China is emerging as one of the most important investors and trade partners for Sabah. Chinese government officials and investors have expressed willingness to work with Malaysian partners to explore implementation of projects focused on the eco-tourism, environmental rehabilitation, information and communications technology, aquaculture, and palm oil processing industries. China is the largest importer of palm oil products originating in Sabah. Sabah is also beginning to be aggressively marketed as a vacation destination for wealthy Chinese and as a new concentration of Islamic banking firms for Chinese and southeast Asian Muslim investors.
US corporations have also committed to investment in the state’s agriculture and aquaculture industries. Darden Aquasciences, a subsidiary of Darden Restaurants Inc., the world’s second-largest full service restaurant company, agreed to invest over $640 million in a partnership with the government of Malaysia and Malaysian companies to develop a large lobster farming project off of the coast of Sabah. Dole Fruit, the world’s largest fruit and vegetable producer, has agreed to invest over $300 million in vegetable and fruit farming in Sabah.
A widened rural insurgency in Sabah outside of the region of Lahad Datu would threaten international investment in the state. International investment in Sabah has been increasing due to the state’s large deposits of energy resources, fertile farmland, deep ports, and natural beauty.

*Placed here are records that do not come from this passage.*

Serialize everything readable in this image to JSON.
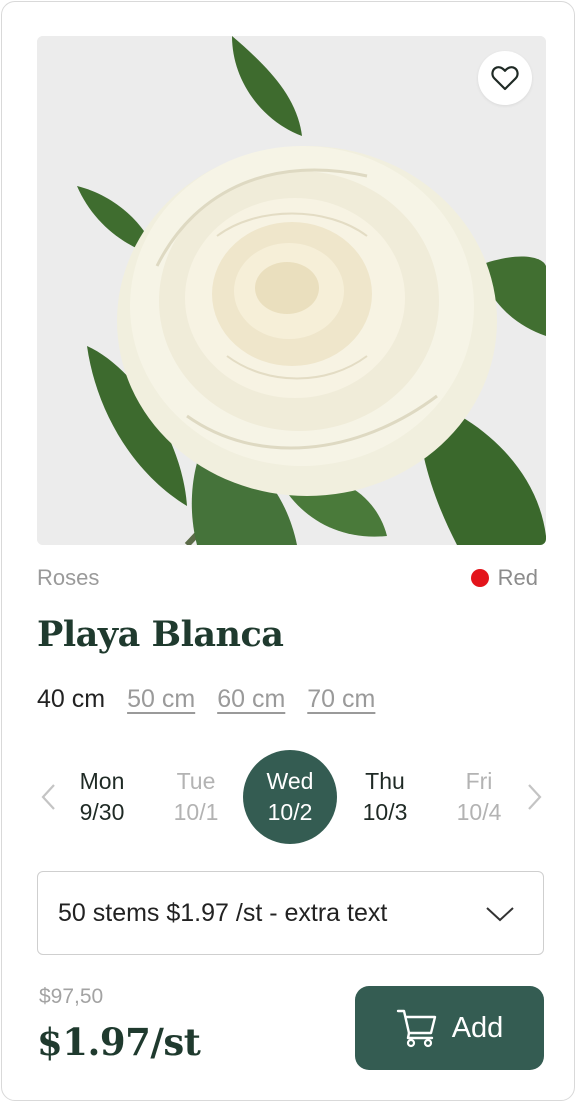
{
  "product": {
    "category": "Roses",
    "color_name": "Red",
    "color_hex": "#e3141b",
    "name": "Playa Blanca",
    "image_icon": "white-rose-image",
    "favorite_icon": "heart-icon"
  },
  "sizes": [
    {
      "label": "40 cm",
      "selected": true
    },
    {
      "label": "50 cm",
      "selected": false
    },
    {
      "label": "60 cm",
      "selected": false
    },
    {
      "label": "70 cm",
      "selected": false
    }
  ],
  "delivery_days": [
    {
      "day": "Mon",
      "date": "9/30",
      "state": "available"
    },
    {
      "day": "Tue",
      "date": "10/1",
      "state": "unavailable"
    },
    {
      "day": "Wed",
      "date": "10/2",
      "state": "selected"
    },
    {
      "day": "Thu",
      "date": "10/3",
      "state": "available"
    },
    {
      "day": "Fri",
      "date": "10/4",
      "state": "unavailable"
    }
  ],
  "quantity_select": {
    "value": "50 stems $1.97 /st - extra text"
  },
  "pricing": {
    "total": "$97,50",
    "per_stem": "$1.97/st"
  },
  "add_button": {
    "label": "Add",
    "icon": "cart-icon"
  },
  "colors": {
    "accent": "#345c52",
    "title": "#1f3a2e"
  }
}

Sabah's palm oil industry feeds the three largest-China, India, and Indonesia-markets for palm oil in the world, and is considered an important "cluster" industry for further economic growth in the state. Continuing conflict in the Sabah region is reported to be delaying the production of processed palm oil products in Sabah and a lengthy conflict could severely damage the long-term health of the industry in Sabah.
Wider insurgency in Sabah would also present the government of the Philippines, particularly President Benigno Aquino III, with the difficult choice of participating militarily against Filipinos in Sabah and inflaming public opinion in the southern Philippines in an election year, or doing nothing and risking the ire of Malaysia. Malaysian diplomatic and military peacekeeping support helped strengthen the process of negotiations between the Philippine government under President Aquino III and the Moro Islamic Liberation Front (MILF), which was seen as an important accomplishment of his administration. Malaysia has also become an important investor in the Philippine economy and an important destination for employment for Filipino workers who send remittance income back to the Philippines.
Nicholas A. Heras is a Co-Founder of 361 Security and its Research Program Strategist